**Task objective:**
Once the pictures have been set aside, copy every remaining entry exactly.

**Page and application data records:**

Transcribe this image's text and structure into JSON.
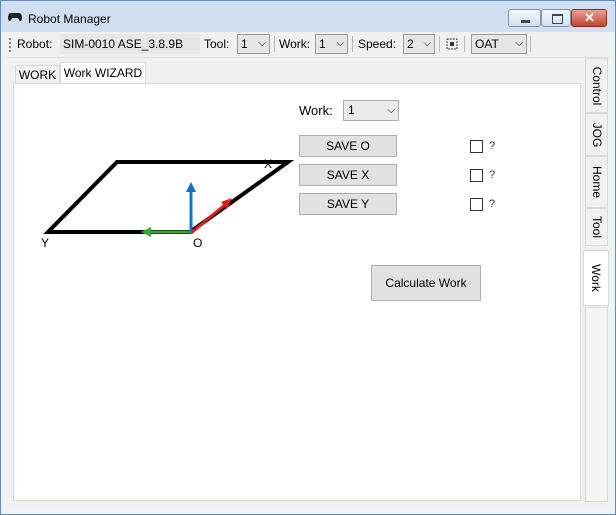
{
  "window": {
    "title": "Robot Manager"
  },
  "toolbar": {
    "robot_label": "Robot:",
    "robot_value": "SIM-0010 ASE_3.8.9B",
    "tool_label": "Tool:",
    "tool_value": "1",
    "work_label": "Work:",
    "work_value": "1",
    "speed_label": "Speed:",
    "speed_value": "2",
    "frame_value": "OAT"
  },
  "tabs": [
    {
      "label": "WORK",
      "active": false
    },
    {
      "label": "Work WIZARD",
      "active": true
    }
  ],
  "side_tabs": [
    {
      "label": "Control",
      "active": false
    },
    {
      "label": "JOG",
      "active": false
    },
    {
      "label": "Home",
      "active": false
    },
    {
      "label": "Tool",
      "active": false
    },
    {
      "label": "Work",
      "active": true
    }
  ],
  "wizard": {
    "work_label": "Work:",
    "work_value": "1",
    "save_o": "SAVE O",
    "save_x": "SAVE X",
    "save_y": "SAVE Y",
    "check_o_label": "?",
    "check_x_label": "?",
    "check_y_label": "?",
    "check_o_checked": false,
    "check_x_checked": false,
    "check_y_checked": false,
    "calculate": "Calculate Work"
  },
  "diagram": {
    "label_x": "X",
    "label_y": "Y",
    "label_o": "O",
    "colors": {
      "frame": "#000000",
      "x_axis": "#e31a1a",
      "y_axis": "#3aa33a",
      "z_axis": "#1670c9"
    }
  }
}
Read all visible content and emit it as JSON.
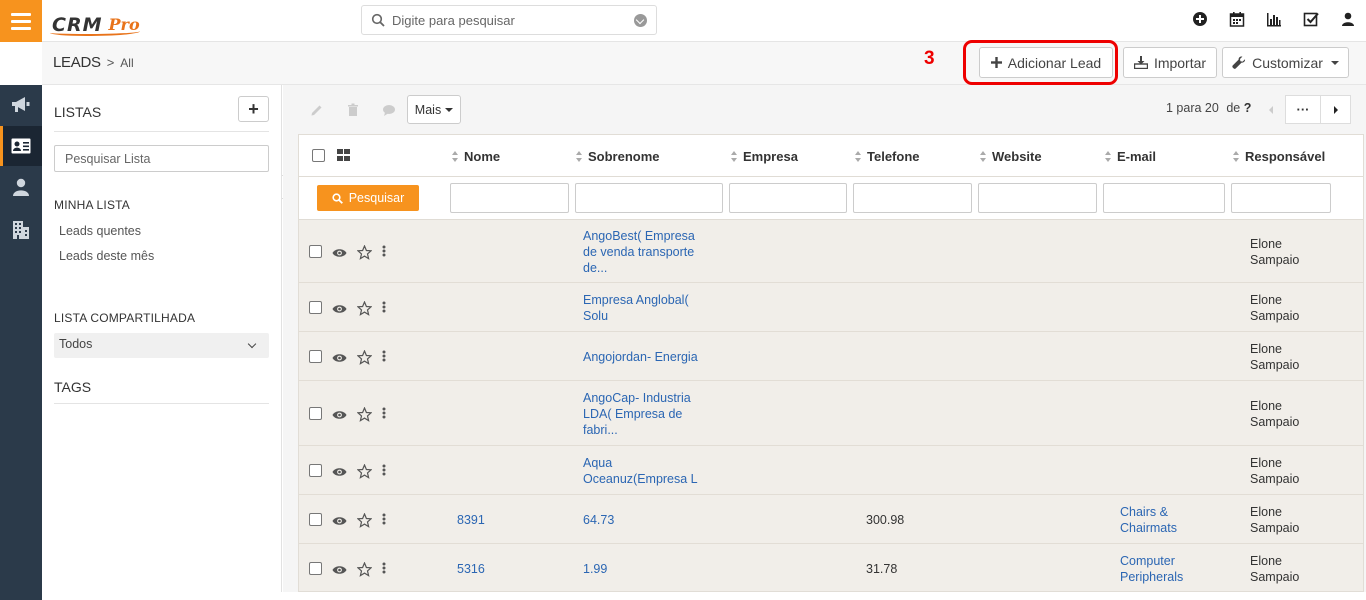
{
  "topbar": {
    "logo_text": "CRM",
    "logo_suffix": "Pro",
    "search_placeholder": "Digite para pesquisar",
    "icons": [
      "plus-circle-icon",
      "calendar-icon",
      "bar-chart-icon",
      "checkbox-icon",
      "user-icon"
    ]
  },
  "header": {
    "breadcrumb_main": "LEADS",
    "breadcrumb_sep": ">",
    "breadcrumb_sub": "All",
    "step_number": "3",
    "add_lead_label": "Adicionar Lead",
    "import_label": "Importar",
    "customize_label": "Customizar"
  },
  "rail": {
    "items": [
      "megaphone-icon",
      "contact-card-icon",
      "person-icon",
      "building-icon"
    ],
    "active_index": 1
  },
  "sidebar": {
    "lists_title": "LISTAS",
    "add_label": "+",
    "search_placeholder": "Pesquisar Lista",
    "my_list_title": "MINHA LISTA",
    "my_list_items": [
      "Leads quentes",
      "Leads deste mês"
    ],
    "shared_title": "LISTA COMPARTILHADA",
    "shared_selected": "Todos",
    "tags_title": "TAGS"
  },
  "toolbar": {
    "more_label": "Mais",
    "pager_text": "1 para 20",
    "pager_of": "de",
    "pager_total": "?",
    "more_pages_label": "···"
  },
  "grid": {
    "columns": [
      "Nome",
      "Sobrenome",
      "Empresa",
      "Telefone",
      "Website",
      "E-mail",
      "Responsável"
    ],
    "search_button": "Pesquisar",
    "rows": [
      {
        "nome": "",
        "sobrenome": [
          "AngoBest( Empresa",
          "de venda transporte",
          "de..."
        ],
        "telefone": "",
        "email": [],
        "responsavel": [
          "Elone",
          "Sampaio"
        ]
      },
      {
        "nome": "",
        "sobrenome": [
          "Empresa Anglobal(",
          "Solu"
        ],
        "telefone": "",
        "email": [],
        "responsavel": [
          "Elone",
          "Sampaio"
        ]
      },
      {
        "nome": "",
        "sobrenome": [
          "Angojordan- Energia"
        ],
        "telefone": "",
        "email": [],
        "responsavel": [
          "Elone",
          "Sampaio"
        ]
      },
      {
        "nome": "",
        "sobrenome": [
          "AngoCap- Industria",
          "LDA( Empresa de",
          "fabri..."
        ],
        "telefone": "",
        "email": [],
        "responsavel": [
          "Elone",
          "Sampaio"
        ]
      },
      {
        "nome": "",
        "sobrenome": [
          "Aqua",
          "Oceanuz(Empresa L"
        ],
        "telefone": "",
        "email": [],
        "responsavel": [
          "Elone",
          "Sampaio"
        ]
      },
      {
        "nome": "8391",
        "sobrenome": [
          "64.73"
        ],
        "telefone": "300.98",
        "email": [
          "Chairs &",
          "Chairmats"
        ],
        "responsavel": [
          "Elone",
          "Sampaio"
        ]
      },
      {
        "nome": "5316",
        "sobrenome": [
          "1.99"
        ],
        "telefone": "31.78",
        "email": [
          "Computer",
          "Peripherals"
        ],
        "responsavel": [
          "Elone",
          "Sampaio"
        ]
      }
    ]
  },
  "colors": {
    "accent": "#f7931e",
    "rail_bg": "#2b3a4a",
    "link": "#2b66b3",
    "highlight": "#ee0000"
  }
}
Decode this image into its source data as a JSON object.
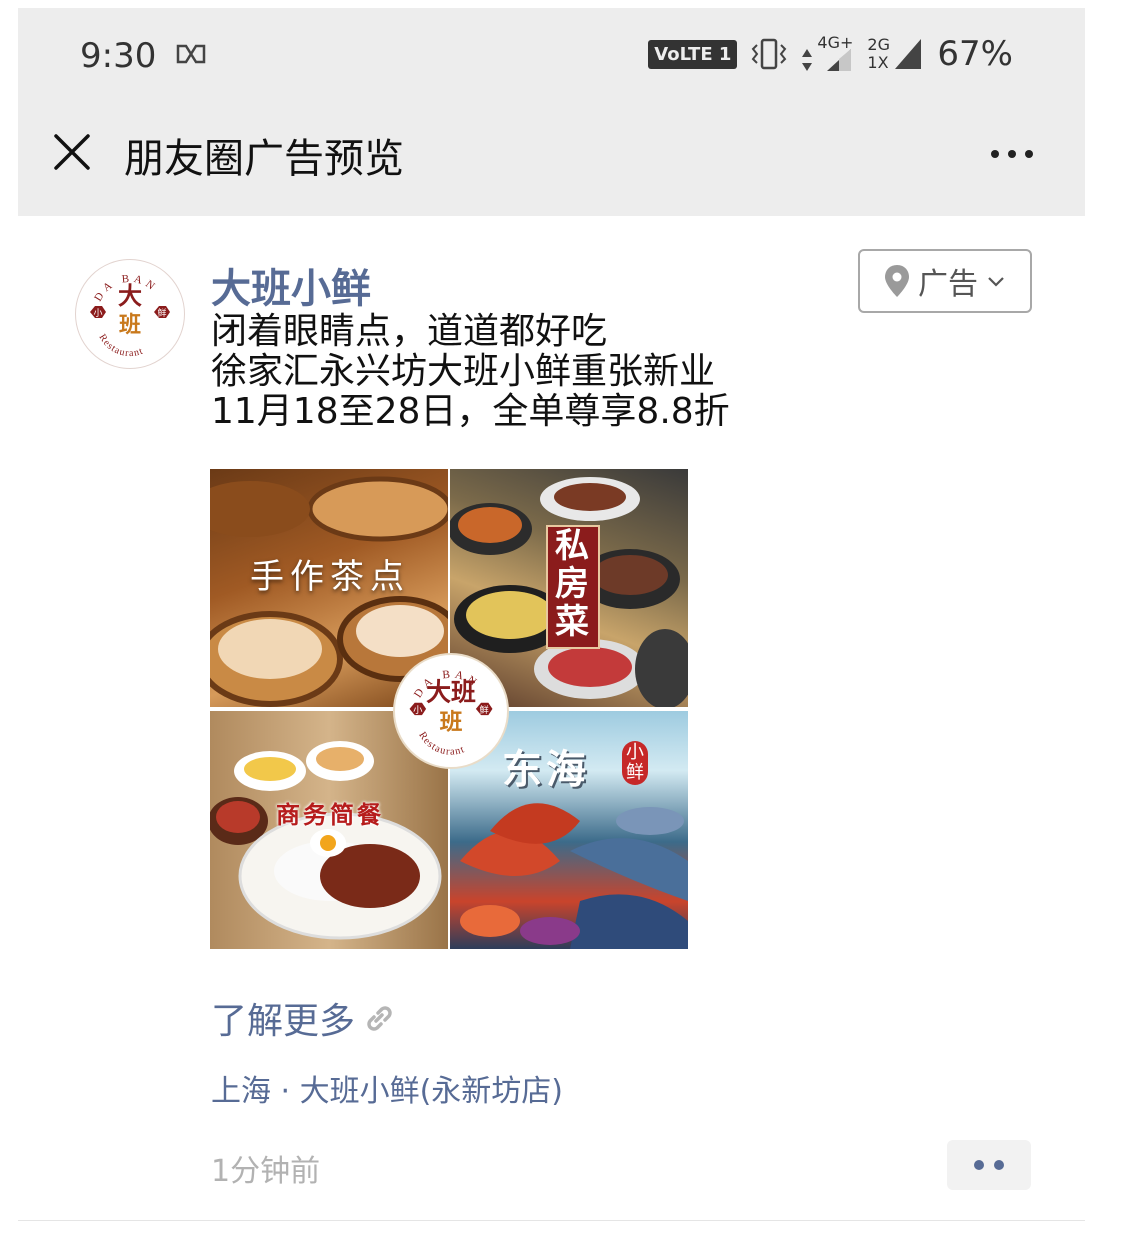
{
  "status_bar": {
    "time": "9:30",
    "volte": "VoLTE 1",
    "net_top": "4G+",
    "net_mid": "2G",
    "net_bottom": "1X",
    "battery": "67%"
  },
  "header": {
    "title": "朋友圈广告预览"
  },
  "post": {
    "brand_name": "大班小鲜",
    "ad_label": "广告",
    "lines": [
      "闭着眼睛点，道道都好吃",
      "徐家汇永兴坊大班小鲜重张新业",
      "11月18至28日，全单尊享8.8折"
    ],
    "images": {
      "tl": "手作茶点",
      "tr": "私房菜",
      "bl": "商务简餐",
      "br": "东海",
      "br_badge": "小鲜",
      "logo_top": "DA BAN",
      "logo_main": "大班",
      "logo_left": "小",
      "logo_right": "鲜",
      "logo_bottom": "Restaurant"
    },
    "learn_more": "了解更多",
    "location": "上海 · 大班小鲜(永新坊店)",
    "time_ago": "1分钟前"
  },
  "colors": {
    "link": "#576b95",
    "topbar": "#ededed",
    "logo_red": "#8b1c1c"
  }
}
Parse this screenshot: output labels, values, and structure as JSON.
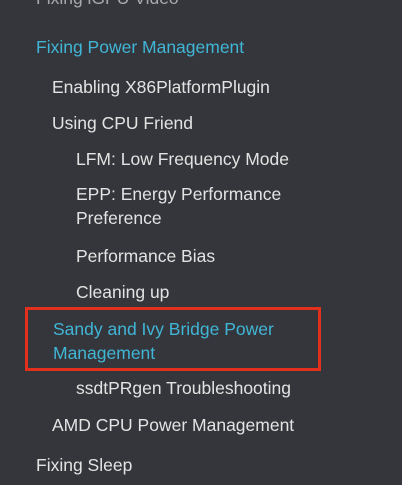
{
  "sidebar": {
    "cut_item": "Fixing iGPU Video",
    "items": [
      {
        "label": "Fixing Power Management",
        "level": 0,
        "active": true
      },
      {
        "label": "Enabling X86PlatformPlugin",
        "level": 1
      },
      {
        "label": "Using CPU Friend",
        "level": 1
      },
      {
        "label": "LFM: Low Frequency Mode",
        "level": 2
      },
      {
        "label": "EPP: Energy Performance Preference",
        "level": 2
      },
      {
        "label": "Performance Bias",
        "level": 2
      },
      {
        "label": "Cleaning up",
        "level": 2
      },
      {
        "label": "Sandy and Ivy Bridge Power Management",
        "level": 1,
        "active": true,
        "highlighted": true
      },
      {
        "label": "ssdtPRgen Troubleshooting",
        "level": 2
      },
      {
        "label": "AMD CPU Power Management",
        "level": 1
      },
      {
        "label": "Fixing Sleep",
        "level": 0
      }
    ]
  },
  "colors": {
    "background": "#34363b",
    "text": "#e3e3e3",
    "active_text": "#41b5d6",
    "highlight_border": "#e2301d"
  }
}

**Completed task:**
Transcribe this image's text and structure into JSON.
{
  "window": {
    "title": "Robot Manager"
  },
  "toolbar": {
    "robot_label": "Robot:",
    "robot_value": "SIM-0010 ASE_3.8.9B",
    "tool_label": "Tool:",
    "tool_value": "1",
    "work_label": "Work:",
    "work_value": "1",
    "speed_label": "Speed:",
    "speed_value": "2",
    "frame_value": "OAT"
  },
  "tabs": [
    {
      "label": "WORK",
      "active": false
    },
    {
      "label": "Work WIZARD",
      "active": true
    }
  ],
  "side_tabs": [
    {
      "label": "Control",
      "active": false
    },
    {
      "label": "JOG",
      "active": false
    },
    {
      "label": "Home",
      "active": false
    },
    {
      "label": "Tool",
      "active": false
    },
    {
      "label": "Work",
      "active": true
    }
  ],
  "wizard": {
    "work_label": "Work:",
    "work_value": "1",
    "save_o": "SAVE O",
    "save_x": "SAVE X",
    "save_y": "SAVE Y",
    "check_o_label": "?",
    "check_x_label": "?",
    "check_y_label": "?",
    "check_o_checked": false,
    "check_x_checked": false,
    "check_y_checked": false,
    "calculate": "Calculate Work"
  },
  "diagram": {
    "label_x": "X",
    "label_y": "Y",
    "label_o": "O",
    "colors": {
      "frame": "#000000",
      "x_axis": "#e31a1a",
      "y_axis": "#3aa33a",
      "z_axis": "#1670c9"
    }
  }
}
Read all visible content and emit it as JSON.
{
  "topbar": {
    "logo_text": "CRM",
    "logo_suffix": "Pro",
    "search_placeholder": "Digite para pesquisar",
    "icons": [
      "plus-circle-icon",
      "calendar-icon",
      "bar-chart-icon",
      "checkbox-icon",
      "user-icon"
    ]
  },
  "header": {
    "breadcrumb_main": "LEADS",
    "breadcrumb_sep": ">",
    "breadcrumb_sub": "All",
    "step_number": "3",
    "add_lead_label": "Adicionar Lead",
    "import_label": "Importar",
    "customize_label": "Customizar"
  },
  "rail": {
    "items": [
      "megaphone-icon",
      "contact-card-icon",
      "person-icon",
      "building-icon"
    ],
    "active_index": 1
  },
  "sidebar": {
    "lists_title": "LISTAS",
    "add_label": "+",
    "search_placeholder": "Pesquisar Lista",
    "my_list_title": "MINHA LISTA",
    "my_list_items": [
      "Leads quentes",
      "Leads deste mês"
    ],
    "shared_title": "LISTA COMPARTILHADA",
    "shared_selected": "Todos",
    "tags_title": "TAGS"
  },
  "toolbar": {
    "more_label": "Mais",
    "pager_text": "1 para 20",
    "pager_of": "de",
    "pager_total": "?",
    "more_pages_label": "···"
  },
  "grid": {
    "columns": [
      "Nome",
      "Sobrenome",
      "Empresa",
      "Telefone",
      "Website",
      "E-mail",
      "Responsável"
    ],
    "search_button": "Pesquisar",
    "rows": [
      {
        "nome": "",
        "sobrenome": [
          "AngoBest( Empresa",
          "de venda transporte",
          "de..."
        ],
        "telefone": "",
        "email": [],
        "responsavel": [
          "Elone",
          "Sampaio"
        ]
      },
      {
        "nome": "",
        "sobrenome": [
          "Empresa Anglobal(",
          "Solu"
        ],
        "telefone": "",
        "email": [],
        "responsavel": [
          "Elone",
          "Sampaio"
        ]
      },
      {
        "nome": "",
        "sobrenome": [
          "Angojordan- Energia"
        ],
        "telefone": "",
        "email": [],
        "responsavel": [
          "Elone",
          "Sampaio"
        ]
      },
      {
        "nome": "",
        "sobrenome": [
          "AngoCap- Industria",
          "LDA( Empresa de",
          "fabri..."
        ],
        "telefone": "",
        "email": [],
        "responsavel": [
          "Elone",
          "Sampaio"
        ]
      },
      {
        "nome": "",
        "sobrenome": [
          "Aqua",
          "Oceanuz(Empresa L"
        ],
        "telefone": "",
        "email": [],
        "responsavel": [
          "Elone",
          "Sampaio"
        ]
      },
      {
        "nome": "8391",
        "sobrenome": [
          "64.73"
        ],
        "telefone": "300.98",
        "email": [
          "Chairs &",
          "Chairmats"
        ],
        "responsavel": [
          "Elone",
          "Sampaio"
        ]
      },
      {
        "nome": "5316",
        "sobrenome": [
          "1.99"
        ],
        "telefone": "31.78",
        "email": [
          "Computer",
          "Peripherals"
        ],
        "responsavel": [
          "Elone",
          "Sampaio"
        ]
      }
    ]
  },
  "colors": {
    "accent": "#f7931e",
    "rail_bg": "#2b3a4a",
    "link": "#2b66b3",
    "highlight": "#ee0000"
  }
}
Decode this image into its source data as a JSON object.
{
  "status_bar": {
    "time": "9:30",
    "volte": "VoLTE 1",
    "net_top": "4G+",
    "net_mid": "2G",
    "net_bottom": "1X",
    "battery": "67%"
  },
  "header": {
    "title": "朋友圈广告预览"
  },
  "post": {
    "brand_name": "大班小鲜",
    "ad_label": "广告",
    "lines": [
      "闭着眼睛点，道道都好吃",
      "徐家汇永兴坊大班小鲜重张新业",
      "11月18至28日，全单尊享8.8折"
    ],
    "images": {
      "tl": "手作茶点",
      "tr": "私房菜",
      "bl": "商务简餐",
      "br": "东海",
      "br_badge": "小鲜",
      "logo_top": "DA BAN",
      "logo_main": "大班",
      "logo_left": "小",
      "logo_right": "鲜",
      "logo_bottom": "Restaurant"
    },
    "learn_more": "了解更多",
    "location": "上海 · 大班小鲜(永新坊店)",
    "time_ago": "1分钟前"
  },
  "colors": {
    "link": "#576b95",
    "topbar": "#ededed",
    "logo_red": "#8b1c1c"
  }
}
Parse this screenshot: output labels, values, and structure as JSON.
{
  "sidebar": {
    "cut_item": "Fixing iGPU Video",
    "items": [
      {
        "label": "Fixing Power Management",
        "level": 0,
        "active": true
      },
      {
        "label": "Enabling X86PlatformPlugin",
        "level": 1
      },
      {
        "label": "Using CPU Friend",
        "level": 1
      },
      {
        "label": "LFM: Low Frequency Mode",
        "level": 2
      },
      {
        "label": "EPP: Energy Performance Preference",
        "level": 2
      },
      {
        "label": "Performance Bias",
        "level": 2
      },
      {
        "label": "Cleaning up",
        "level": 2
      },
      {
        "label": "Sandy and Ivy Bridge Power Management",
        "level": 1,
        "active": true,
        "highlighted": true
      },
      {
        "label": "ssdtPRgen Troubleshooting",
        "level": 2
      },
      {
        "label": "AMD CPU Power Management",
        "level": 1
      },
      {
        "label": "Fixing Sleep",
        "level": 0
      }
    ]
  },
  "colors": {
    "background": "#34363b",
    "text": "#e3e3e3",
    "active_text": "#41b5d6",
    "highlight_border": "#e2301d"
  }
}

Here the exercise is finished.